* _Problem to work on_: Determine the number of lines in the listing below where the string "Device" occurs; answer with the number alone.

* _Excerpted data_:
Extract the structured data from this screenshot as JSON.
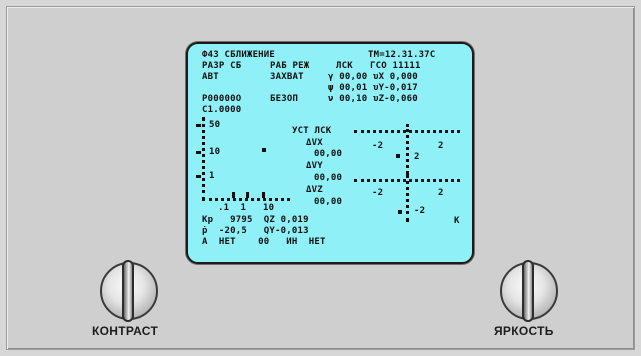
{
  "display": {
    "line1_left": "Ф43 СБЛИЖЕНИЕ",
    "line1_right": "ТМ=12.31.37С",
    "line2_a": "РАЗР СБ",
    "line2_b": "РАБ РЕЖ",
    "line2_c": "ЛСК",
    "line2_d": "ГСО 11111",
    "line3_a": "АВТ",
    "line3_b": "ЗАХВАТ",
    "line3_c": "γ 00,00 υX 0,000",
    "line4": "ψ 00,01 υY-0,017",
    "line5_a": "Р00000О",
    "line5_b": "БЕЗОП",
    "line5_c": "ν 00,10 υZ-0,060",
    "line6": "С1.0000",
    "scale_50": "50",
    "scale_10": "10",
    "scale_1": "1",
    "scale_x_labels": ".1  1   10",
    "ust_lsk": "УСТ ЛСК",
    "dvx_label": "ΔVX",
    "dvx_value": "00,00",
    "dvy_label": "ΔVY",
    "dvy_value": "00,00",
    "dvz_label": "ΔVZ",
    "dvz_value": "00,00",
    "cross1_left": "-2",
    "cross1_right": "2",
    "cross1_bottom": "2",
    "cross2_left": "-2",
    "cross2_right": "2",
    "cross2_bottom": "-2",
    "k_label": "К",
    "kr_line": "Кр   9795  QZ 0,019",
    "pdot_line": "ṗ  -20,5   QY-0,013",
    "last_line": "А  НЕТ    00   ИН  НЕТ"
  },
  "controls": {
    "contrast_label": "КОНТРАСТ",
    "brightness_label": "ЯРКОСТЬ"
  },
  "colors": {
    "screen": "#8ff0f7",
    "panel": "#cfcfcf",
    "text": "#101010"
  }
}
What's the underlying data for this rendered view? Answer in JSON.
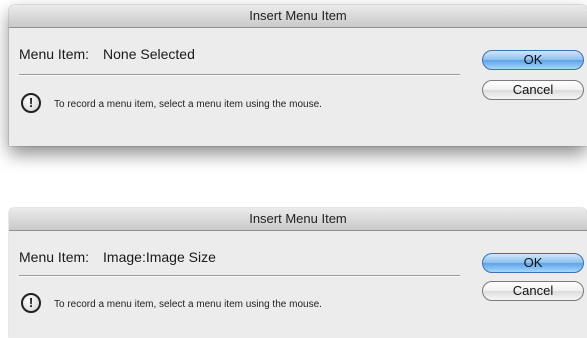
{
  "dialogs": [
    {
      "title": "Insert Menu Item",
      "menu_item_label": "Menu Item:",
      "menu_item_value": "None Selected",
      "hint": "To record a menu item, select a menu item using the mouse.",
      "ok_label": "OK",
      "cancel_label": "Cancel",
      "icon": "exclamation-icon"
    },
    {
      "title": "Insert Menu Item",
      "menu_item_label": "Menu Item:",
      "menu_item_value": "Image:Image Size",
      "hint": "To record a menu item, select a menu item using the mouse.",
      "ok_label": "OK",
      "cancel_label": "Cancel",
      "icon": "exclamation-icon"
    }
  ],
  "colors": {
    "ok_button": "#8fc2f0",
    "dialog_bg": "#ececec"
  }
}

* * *

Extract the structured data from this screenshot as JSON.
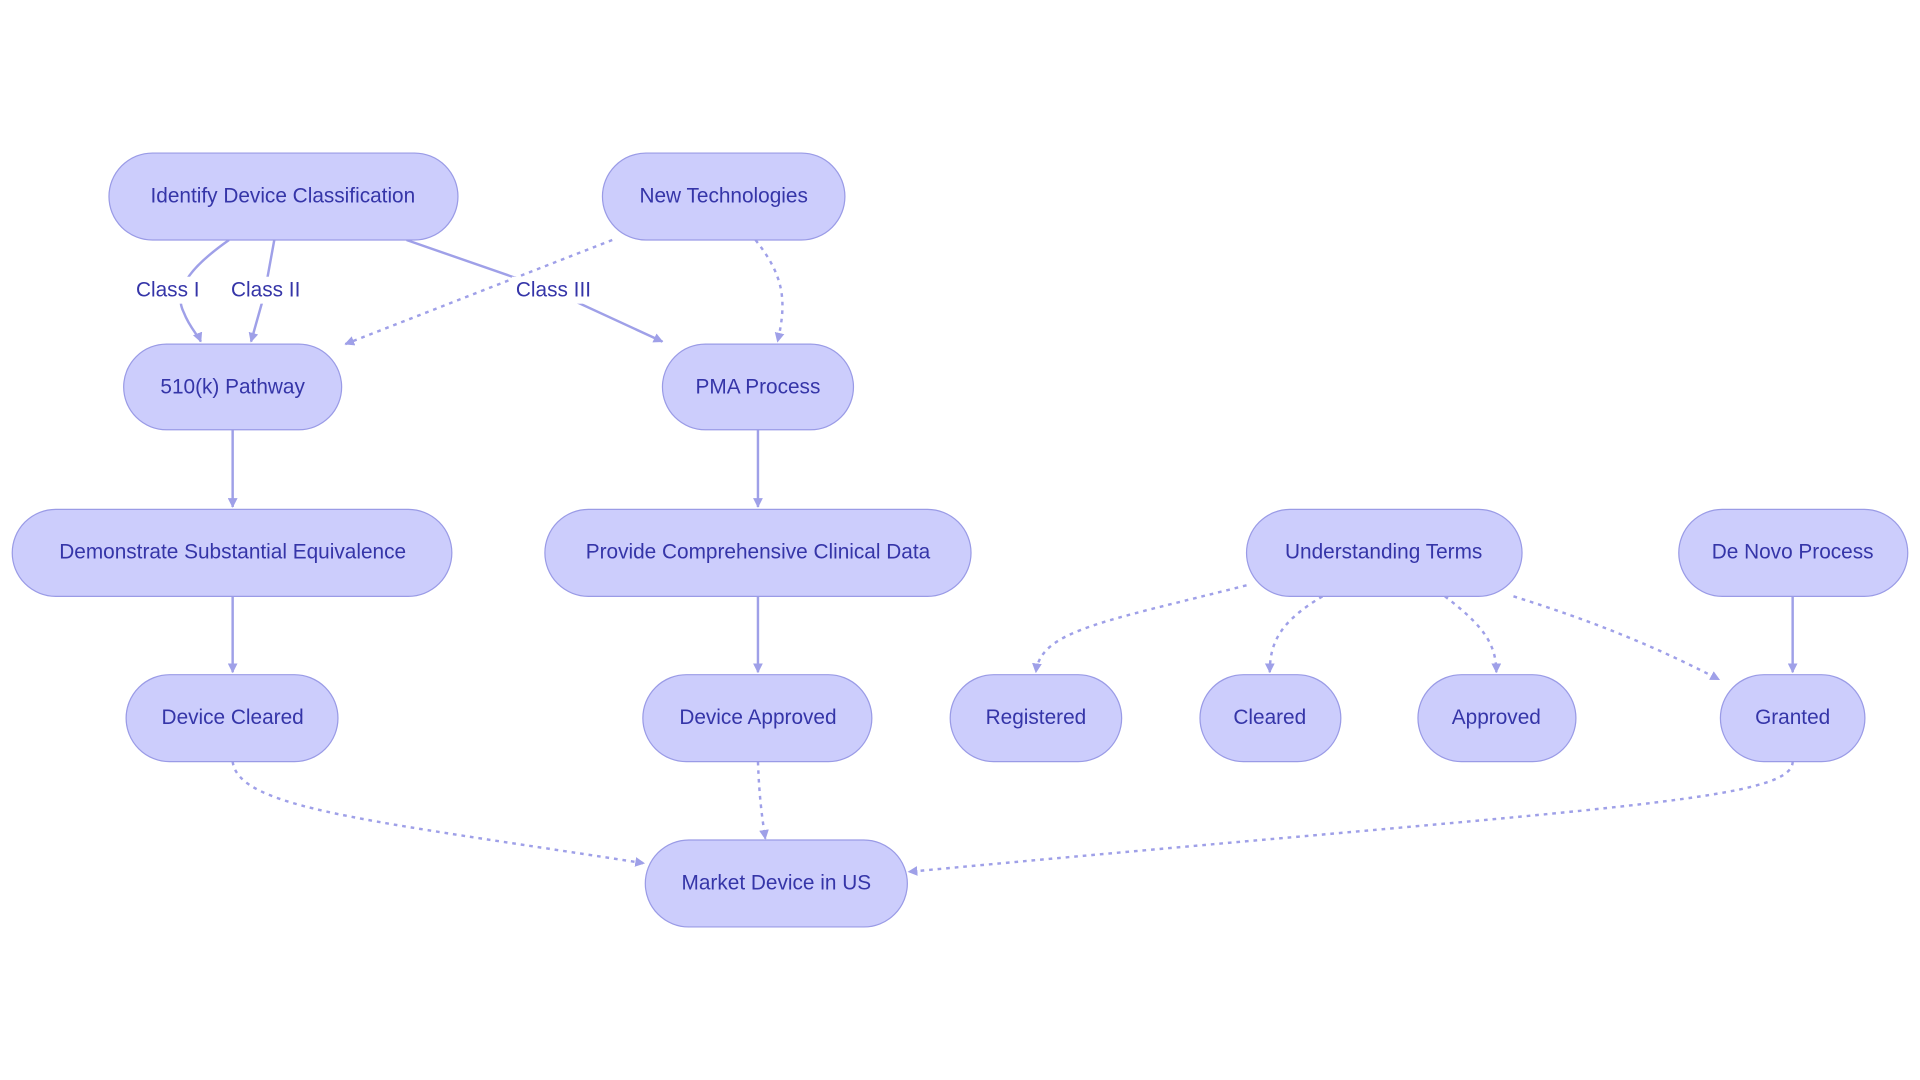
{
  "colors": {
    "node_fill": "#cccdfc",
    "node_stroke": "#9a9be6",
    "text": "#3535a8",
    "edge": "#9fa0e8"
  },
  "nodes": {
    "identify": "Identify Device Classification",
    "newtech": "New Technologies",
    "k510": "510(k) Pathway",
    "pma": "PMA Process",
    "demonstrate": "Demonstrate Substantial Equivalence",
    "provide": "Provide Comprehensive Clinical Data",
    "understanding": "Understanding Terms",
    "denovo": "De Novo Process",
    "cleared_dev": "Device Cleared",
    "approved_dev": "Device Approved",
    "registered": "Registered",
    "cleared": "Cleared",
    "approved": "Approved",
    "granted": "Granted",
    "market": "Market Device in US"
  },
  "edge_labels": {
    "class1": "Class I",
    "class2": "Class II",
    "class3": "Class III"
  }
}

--

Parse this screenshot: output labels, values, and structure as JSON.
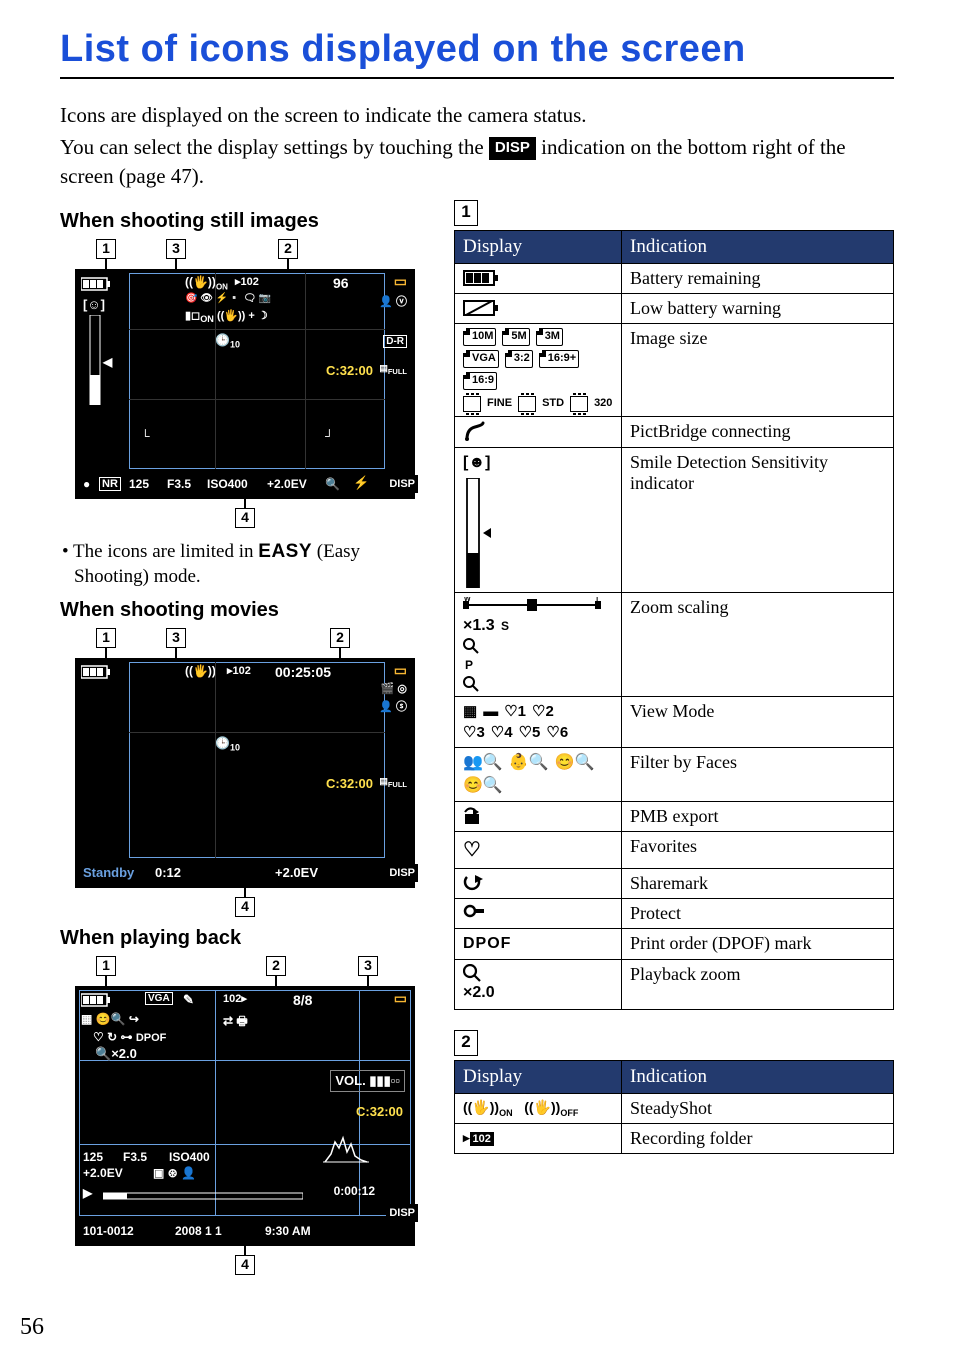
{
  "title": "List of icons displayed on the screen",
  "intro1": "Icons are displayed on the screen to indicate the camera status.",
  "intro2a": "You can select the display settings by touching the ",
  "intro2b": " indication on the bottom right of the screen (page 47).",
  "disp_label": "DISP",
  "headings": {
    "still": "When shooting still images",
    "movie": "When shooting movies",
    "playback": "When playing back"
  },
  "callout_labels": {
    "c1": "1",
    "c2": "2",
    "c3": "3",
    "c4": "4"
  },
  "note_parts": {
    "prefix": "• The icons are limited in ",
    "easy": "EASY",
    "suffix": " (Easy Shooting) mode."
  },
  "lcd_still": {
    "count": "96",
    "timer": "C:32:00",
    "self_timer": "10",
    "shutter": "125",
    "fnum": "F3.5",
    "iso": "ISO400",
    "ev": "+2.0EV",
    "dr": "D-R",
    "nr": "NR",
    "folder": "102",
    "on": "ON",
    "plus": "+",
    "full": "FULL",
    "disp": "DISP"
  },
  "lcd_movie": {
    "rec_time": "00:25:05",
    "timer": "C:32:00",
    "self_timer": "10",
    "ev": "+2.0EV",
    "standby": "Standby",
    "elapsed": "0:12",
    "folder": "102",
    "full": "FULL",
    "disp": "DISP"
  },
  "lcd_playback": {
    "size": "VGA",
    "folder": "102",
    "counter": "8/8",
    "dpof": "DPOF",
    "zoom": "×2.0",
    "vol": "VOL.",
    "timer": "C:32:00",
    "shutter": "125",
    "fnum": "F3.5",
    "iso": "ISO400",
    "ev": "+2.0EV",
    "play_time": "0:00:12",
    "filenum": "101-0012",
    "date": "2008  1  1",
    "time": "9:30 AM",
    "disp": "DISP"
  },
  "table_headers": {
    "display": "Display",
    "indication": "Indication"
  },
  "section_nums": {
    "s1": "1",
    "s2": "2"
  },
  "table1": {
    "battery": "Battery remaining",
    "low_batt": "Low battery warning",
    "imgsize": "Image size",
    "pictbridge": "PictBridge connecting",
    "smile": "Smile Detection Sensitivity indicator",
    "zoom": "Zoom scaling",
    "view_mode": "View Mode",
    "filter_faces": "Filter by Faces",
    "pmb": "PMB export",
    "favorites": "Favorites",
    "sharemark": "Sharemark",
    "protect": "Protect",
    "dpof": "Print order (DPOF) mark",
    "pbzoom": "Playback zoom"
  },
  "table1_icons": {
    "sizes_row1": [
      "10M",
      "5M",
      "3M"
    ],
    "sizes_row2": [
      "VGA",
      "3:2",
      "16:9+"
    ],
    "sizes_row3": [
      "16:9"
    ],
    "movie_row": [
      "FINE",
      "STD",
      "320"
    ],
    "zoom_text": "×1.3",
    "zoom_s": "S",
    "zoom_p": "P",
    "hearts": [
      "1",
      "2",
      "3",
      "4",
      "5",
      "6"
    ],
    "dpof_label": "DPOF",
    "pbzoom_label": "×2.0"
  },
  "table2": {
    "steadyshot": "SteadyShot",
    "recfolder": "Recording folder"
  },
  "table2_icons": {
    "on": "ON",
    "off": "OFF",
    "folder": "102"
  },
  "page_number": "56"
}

* _Your response_: 4